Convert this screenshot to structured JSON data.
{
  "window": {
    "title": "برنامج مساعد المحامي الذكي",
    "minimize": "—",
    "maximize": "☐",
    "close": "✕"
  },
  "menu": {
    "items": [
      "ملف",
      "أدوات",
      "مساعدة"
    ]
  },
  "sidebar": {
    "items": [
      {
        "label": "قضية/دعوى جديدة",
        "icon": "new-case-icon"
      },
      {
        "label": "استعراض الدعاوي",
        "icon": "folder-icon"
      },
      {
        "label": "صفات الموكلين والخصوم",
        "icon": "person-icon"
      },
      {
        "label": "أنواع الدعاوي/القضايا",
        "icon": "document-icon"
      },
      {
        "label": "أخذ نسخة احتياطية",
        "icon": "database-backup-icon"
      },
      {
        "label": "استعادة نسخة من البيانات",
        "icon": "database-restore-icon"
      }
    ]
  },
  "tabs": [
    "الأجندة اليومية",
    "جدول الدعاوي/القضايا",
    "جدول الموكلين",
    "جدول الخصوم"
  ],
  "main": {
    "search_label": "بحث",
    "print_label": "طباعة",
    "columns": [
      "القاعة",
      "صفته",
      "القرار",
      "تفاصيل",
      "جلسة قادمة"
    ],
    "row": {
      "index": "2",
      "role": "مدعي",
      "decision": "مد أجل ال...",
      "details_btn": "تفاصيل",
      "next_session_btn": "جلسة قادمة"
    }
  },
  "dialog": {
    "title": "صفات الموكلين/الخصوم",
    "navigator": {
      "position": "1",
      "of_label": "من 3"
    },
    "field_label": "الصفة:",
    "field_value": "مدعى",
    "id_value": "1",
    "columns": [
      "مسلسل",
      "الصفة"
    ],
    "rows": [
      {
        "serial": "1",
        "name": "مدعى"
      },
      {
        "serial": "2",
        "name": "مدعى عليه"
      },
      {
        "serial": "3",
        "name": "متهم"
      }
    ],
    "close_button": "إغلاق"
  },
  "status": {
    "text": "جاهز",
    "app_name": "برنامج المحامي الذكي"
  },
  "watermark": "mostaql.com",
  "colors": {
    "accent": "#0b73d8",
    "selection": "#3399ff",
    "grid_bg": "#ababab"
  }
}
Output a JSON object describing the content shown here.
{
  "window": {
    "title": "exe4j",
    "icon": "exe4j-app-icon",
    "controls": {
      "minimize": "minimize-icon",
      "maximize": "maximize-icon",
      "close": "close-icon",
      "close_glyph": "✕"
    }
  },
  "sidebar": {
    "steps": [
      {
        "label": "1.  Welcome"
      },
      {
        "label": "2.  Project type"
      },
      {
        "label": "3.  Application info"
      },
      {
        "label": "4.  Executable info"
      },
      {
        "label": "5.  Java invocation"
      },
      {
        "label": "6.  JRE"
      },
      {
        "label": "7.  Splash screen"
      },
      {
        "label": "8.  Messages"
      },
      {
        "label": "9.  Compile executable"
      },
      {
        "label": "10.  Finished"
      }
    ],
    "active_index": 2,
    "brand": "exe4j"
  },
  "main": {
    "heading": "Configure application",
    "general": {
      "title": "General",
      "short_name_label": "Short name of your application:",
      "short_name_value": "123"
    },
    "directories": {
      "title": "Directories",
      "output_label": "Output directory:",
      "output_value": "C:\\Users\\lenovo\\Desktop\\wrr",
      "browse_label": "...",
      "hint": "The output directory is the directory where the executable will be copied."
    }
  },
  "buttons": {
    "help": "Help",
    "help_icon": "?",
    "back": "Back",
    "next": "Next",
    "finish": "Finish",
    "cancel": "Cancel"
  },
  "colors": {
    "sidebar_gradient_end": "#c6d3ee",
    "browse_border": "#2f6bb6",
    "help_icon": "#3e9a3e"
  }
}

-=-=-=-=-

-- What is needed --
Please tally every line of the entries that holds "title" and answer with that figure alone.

-- Result of this task --
5